And then there are the performances, each one more remarkable than the next. The somewhat motley ensemble is led by the superb Jim Parsons, who embodies the unsettled host, Michael, a struggling writer and a lapsed Catholic, with a manic-depressive insouciance that hardens into disdain. Sure, the portrayal is a riff on his neurotic Sheldon on “The Big Bang Theory,” and it effectively amps up the level of comedy in the proceedings.
Even more of a hoot is Robin de JesÃºs as Emory (“La Cage aux Folles”), the clownish “pansy” who brings homemade lasagna to the party and emerges as the Mother Hen of the group. In an alternately hilarious and heart-wrenching turn, de JesÃºs locates Emory’s pain, fear, and dignity just below the surface.
Threatening to steal the show is Zachary Quinto as birthday boy Harold, a self-proclaimed “ugly, pockmarked Jew fairy” who spends hours in front of the mirror fixing his face before he can bear to leave his apartment. His exceedingly snide Harold is mannered in every fiber of his being, suggesting a tightly wound bomb on the verge of exploding. Wearing a paisley silk scarf and coral-hued blazer, he’s 32 years old but registers more like 62.
Also fine are Matt Bomer as Michael’s nerdy, sexy, pseudo boyfriend, Donald; Andrew Rannells as the slutty Larry; Tuc Watkins as Larry’s bisexual live-in lover, Hank; Michael Benjamin Washington as the conflicted Bernard; Brian Hutchinson as the distraught, supposedly straight interloper, Alan; and Charlie Carver, perfectly cast as the scrumptious, ditzy blond hustler that Emory rented for $20 as a birthday gift for Harold.
It’s absolutely no surprise when Michael, an alcoholic who starts the evening sipping club soda, falls off the wagon in spectacular fashion. He devises a wicked party game where each player must telephone someone dear to them and proclaim their love — often a dark secret — that goes more horribly wrong than anyone could have imagined.
It’s tough watching these men wallow in their self-pity, calling each other, and themselves, nasty names with more acrimony than affection.
“Believe it or not, there was a time in my life when I didn’t go around announcing that I was a faggot,” Michael sniffs.
But this is partly a period piece, after all. It serves as a yardstick to mark just how far the gay community has progressed — and how far it has yet to go. Remember in 1968, homosexuality was largely illegal and considered a mental illness. The Stonewall riots would happen a year later, and some credit the play for helping to stoke the cultural fires, as gay men vowed not to be those self-hating sissies and cower in the closet anymore.
When Emory enters the room squealing, “All right this is a raid. Everybody’s under arrest!” and later yells, “Oh my God, it’s Lily Law! Everybody three feet apart!,” he may be joking. But it’s also from actual experience, and this trenchantly witty “Boys in the Band” reminds us there is a harsh sting behind the laughter.

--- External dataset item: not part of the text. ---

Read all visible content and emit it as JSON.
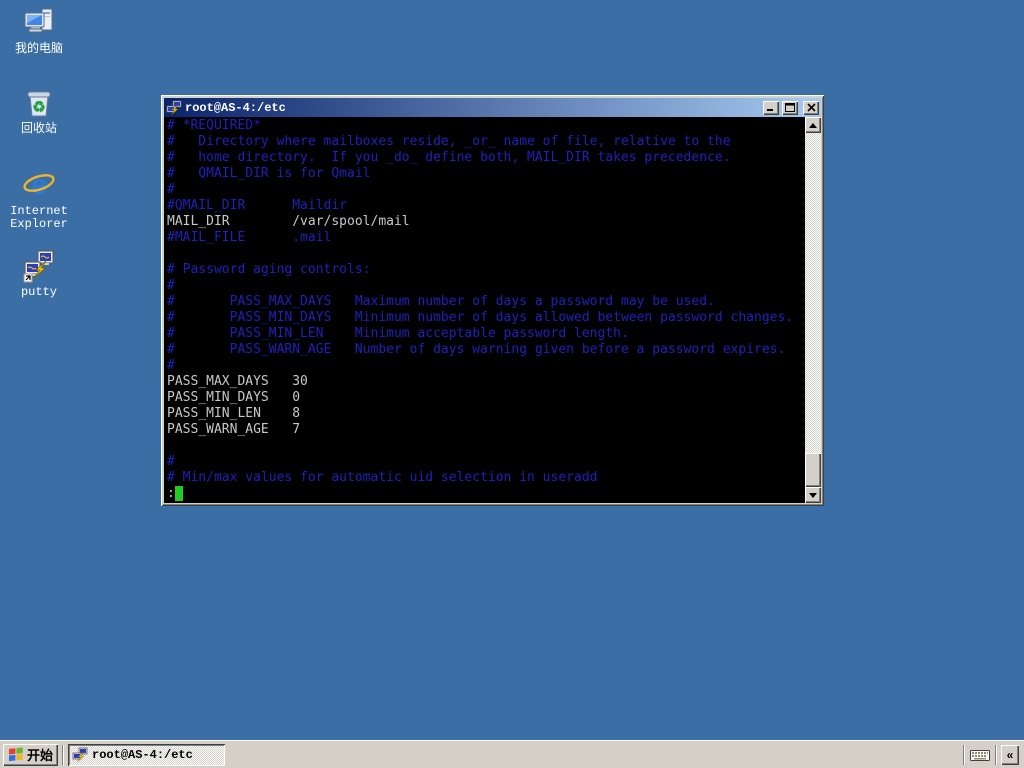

THE BOYS IN THE BAND | Booth Theatre, 222 W. 45th St. | Through Aug. 11: Mon., Thu.-Sat. at 8 p.m.; Tue.-Wed. at 7 p.m.; Sat.-Sun. at 2 p.m. | $60-$199 at boysintheband.com | One hr., 50 mins., no intermission